4. Badwater EL -282 ft.: Took the short walk into the salt flats, and if you bear right you can find formations that are incredibly well preserved and untouched by tourists. I never would have thought you could have so much fun with macro settings and a piece of salt. Look closely at the photo of the hillside and you'll see the sign indicating where sea level is....
5. Artist's Palette 1-way drive: Desert beauty and fun in many places. Has pulloffs where you can get shots of green, orange, purple, white, and black boulders all next to each other. Worth the 30 minute drive.
6. Dante's View: Had 40 minutes to sunset, so drove all the way over to this lookout point that is actually directly above Badwater on a huge cliff, and provided an incredible view of the valley. Unfortunately the sunset had very little cloud interference to make it truly spectacular.
Saturday: Heading North from Furnace Creek.
The old Mojave Road was the southernmost route used to cross to the west coast by missionaries, the military, and various other groups, starting with Juan Batista de Anza's expedition in 1776. It is a 138 mile trail across the Mojave National Preserve from the Colorado river (and Nevada border) to Afton canyon, just west of Baker, CA (familiar to those Angelinos who make the weekend pilgrimage to Vegas). It crosses through historic forts, near stalactite-filled caverns, past many petroglyphs, lava tubes, cinder cones, early desert settler relics, and large canyons, all along some rough 4x4 roads.

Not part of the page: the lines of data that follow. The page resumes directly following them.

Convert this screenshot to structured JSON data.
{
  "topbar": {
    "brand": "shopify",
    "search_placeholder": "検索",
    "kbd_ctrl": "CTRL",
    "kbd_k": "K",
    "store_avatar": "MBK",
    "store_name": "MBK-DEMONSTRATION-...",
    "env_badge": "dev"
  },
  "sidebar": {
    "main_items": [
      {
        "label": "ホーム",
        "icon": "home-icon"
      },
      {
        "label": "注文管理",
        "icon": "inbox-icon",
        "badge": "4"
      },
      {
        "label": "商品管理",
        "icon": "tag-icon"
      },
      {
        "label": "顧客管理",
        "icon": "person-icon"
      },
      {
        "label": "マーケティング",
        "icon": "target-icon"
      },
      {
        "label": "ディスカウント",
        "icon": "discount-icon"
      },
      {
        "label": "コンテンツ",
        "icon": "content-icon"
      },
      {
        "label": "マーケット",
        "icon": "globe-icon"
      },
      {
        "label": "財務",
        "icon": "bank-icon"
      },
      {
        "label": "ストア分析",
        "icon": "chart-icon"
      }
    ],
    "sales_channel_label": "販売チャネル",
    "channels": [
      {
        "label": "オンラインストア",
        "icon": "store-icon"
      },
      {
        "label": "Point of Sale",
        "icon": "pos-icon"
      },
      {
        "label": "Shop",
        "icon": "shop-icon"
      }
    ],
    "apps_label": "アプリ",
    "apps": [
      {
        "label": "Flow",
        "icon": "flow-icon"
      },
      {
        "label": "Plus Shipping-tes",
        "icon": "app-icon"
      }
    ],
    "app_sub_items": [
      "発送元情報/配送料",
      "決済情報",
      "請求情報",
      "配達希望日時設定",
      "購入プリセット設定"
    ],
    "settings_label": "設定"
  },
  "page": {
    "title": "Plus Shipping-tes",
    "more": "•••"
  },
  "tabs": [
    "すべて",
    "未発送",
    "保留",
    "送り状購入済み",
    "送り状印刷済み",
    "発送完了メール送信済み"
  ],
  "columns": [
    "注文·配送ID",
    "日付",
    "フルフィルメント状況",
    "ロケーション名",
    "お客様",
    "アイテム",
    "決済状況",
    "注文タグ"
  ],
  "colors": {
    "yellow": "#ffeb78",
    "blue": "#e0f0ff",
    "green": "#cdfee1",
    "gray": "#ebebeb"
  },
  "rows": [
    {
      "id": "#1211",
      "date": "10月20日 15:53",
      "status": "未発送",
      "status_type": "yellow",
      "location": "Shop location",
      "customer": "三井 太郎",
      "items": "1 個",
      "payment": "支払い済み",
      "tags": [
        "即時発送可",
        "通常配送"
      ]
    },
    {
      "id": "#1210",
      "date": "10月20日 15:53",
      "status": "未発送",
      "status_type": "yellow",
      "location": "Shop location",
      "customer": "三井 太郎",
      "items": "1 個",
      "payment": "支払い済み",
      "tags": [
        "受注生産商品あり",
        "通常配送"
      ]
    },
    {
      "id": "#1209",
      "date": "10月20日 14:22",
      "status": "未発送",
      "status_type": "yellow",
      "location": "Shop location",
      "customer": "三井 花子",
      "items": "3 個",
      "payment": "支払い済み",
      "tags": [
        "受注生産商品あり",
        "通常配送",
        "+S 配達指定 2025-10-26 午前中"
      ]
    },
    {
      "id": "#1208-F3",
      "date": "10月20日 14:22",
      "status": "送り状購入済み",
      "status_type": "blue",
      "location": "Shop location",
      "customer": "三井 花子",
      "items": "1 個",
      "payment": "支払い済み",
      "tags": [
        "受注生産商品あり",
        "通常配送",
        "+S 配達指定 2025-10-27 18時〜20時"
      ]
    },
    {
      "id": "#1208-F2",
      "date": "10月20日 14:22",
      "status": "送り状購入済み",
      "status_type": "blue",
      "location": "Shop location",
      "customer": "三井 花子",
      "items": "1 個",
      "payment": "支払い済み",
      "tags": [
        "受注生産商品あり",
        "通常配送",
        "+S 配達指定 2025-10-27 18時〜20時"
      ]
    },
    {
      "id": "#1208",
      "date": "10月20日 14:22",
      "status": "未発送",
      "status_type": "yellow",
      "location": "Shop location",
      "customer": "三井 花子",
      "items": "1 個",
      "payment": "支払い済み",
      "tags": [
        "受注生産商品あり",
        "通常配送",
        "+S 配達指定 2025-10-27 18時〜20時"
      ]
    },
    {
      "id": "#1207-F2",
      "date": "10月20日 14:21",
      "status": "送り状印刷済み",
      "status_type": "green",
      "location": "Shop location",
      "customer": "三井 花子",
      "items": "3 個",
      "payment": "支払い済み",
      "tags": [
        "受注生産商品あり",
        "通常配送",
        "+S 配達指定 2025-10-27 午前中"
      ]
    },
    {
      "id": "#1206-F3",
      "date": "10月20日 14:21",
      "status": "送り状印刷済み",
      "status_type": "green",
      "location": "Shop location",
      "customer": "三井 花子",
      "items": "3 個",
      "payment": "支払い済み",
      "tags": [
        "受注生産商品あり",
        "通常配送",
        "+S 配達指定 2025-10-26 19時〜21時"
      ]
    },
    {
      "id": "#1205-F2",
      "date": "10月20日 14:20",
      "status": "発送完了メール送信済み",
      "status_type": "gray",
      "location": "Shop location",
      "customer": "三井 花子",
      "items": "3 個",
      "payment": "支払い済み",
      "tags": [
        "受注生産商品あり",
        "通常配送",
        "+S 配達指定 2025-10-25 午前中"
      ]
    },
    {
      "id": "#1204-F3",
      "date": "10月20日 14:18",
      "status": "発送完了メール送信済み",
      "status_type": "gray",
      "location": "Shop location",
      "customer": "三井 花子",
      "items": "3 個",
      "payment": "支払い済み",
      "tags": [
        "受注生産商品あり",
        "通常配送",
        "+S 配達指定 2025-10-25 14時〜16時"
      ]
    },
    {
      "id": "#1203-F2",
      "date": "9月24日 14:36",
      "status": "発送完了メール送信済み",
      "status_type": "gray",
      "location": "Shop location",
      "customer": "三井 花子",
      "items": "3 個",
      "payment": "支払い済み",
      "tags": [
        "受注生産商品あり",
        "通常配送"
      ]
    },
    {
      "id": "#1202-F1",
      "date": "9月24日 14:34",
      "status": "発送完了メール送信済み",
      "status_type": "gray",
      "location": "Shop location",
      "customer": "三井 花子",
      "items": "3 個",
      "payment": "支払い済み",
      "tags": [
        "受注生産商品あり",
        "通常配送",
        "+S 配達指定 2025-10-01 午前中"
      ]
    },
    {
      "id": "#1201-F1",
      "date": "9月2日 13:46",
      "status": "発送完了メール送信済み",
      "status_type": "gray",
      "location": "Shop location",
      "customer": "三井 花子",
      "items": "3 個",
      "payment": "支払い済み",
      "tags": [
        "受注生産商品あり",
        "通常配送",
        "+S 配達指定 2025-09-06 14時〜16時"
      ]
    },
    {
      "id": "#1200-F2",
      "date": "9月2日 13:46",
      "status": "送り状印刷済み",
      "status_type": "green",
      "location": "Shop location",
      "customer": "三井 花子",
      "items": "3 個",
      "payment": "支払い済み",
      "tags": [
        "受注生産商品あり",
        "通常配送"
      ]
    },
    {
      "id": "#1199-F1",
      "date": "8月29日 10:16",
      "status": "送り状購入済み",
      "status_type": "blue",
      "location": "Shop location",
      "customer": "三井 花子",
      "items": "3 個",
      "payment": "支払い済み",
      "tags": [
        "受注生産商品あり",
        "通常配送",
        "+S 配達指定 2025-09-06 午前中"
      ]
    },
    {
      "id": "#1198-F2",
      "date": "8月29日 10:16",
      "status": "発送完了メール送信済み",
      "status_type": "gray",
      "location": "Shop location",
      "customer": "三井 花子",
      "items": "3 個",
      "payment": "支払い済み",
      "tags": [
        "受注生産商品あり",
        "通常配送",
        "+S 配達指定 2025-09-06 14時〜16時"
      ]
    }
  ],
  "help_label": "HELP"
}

If you are interested in repeating this trip, I recommend saving these coordinates on Dirtopia at a minimum
, and suggest purchasing Adler Publishing's California Trails - Desert Region book, which has integrated trail directions, GPS coordinates, and lots of information on the various areas you pass through.
For this trip, we rented a classic 2 door Jeep Wrangler (this was before the FJ Cruiser, and this rental provided me with more reasons of why I didn't want a Jeep as my main car). We left on a Friday late morning and reached the starting point of Needles, CA with enough time to set up our tent at a KOA, grab some dinner and go to sleep. Saturday we began the drive, crossed over the Colorado River, and headed west into the Mojave NP, where we visited Fort Piute and Piute Spring, an old army base with many Native American petroglyphs. There was a Jeep meetup going on at the time, which led us to believe that the road was going to be much busier than expected, but it turned out that everyone only went to the main destinations and didn't travel the Old road, which provided for a much more pleasant trip.
From the Fort, we travelled west over an extremely rough and rocky pass, surprised that we didn't get a flat tire. Unfortunately, being our first offroading and backroad navigating experience, we wound up a few miles too far north, and were skirting a gorgeous canyon in Lanfair Valley before reaching a set of rough stadium jumps and sharp terrain, which did give us a flat tire! After swapping out the spare, we turned around, found the right trail, and at the intersection of Lanfair Valley Road, beared south to reach the nearest tire shop, which turned out to be many miles away, on the south side of I-40, in a "town" called Essex. The town was completely run down with the exception of a post office and a mechanics garage that charged a whopping $5 to fix our flat.
A couple hours behind, but back on track, we return to the Old Mojave Road where we left off, and head west to Black Canyon Rd, where we spend a night at Mid Hills Campground after viewing one of the most incredible desert sunsets that I have set my eyes on. Nights got fairly cold here, and the fire was a very welcome addition to the evening.
We awoke on Sunday for an adventure-filled day, starting with a ranger-led tour of the Mitchell Caverns State Natural Preserve, within the Providence Mountains SRA. These are some fun little caverns with well preserved formations, sitting in the middle of the Mojave National Preserve. It is also accessible via paved road from I-40, and thus recommended even if you are just passing through.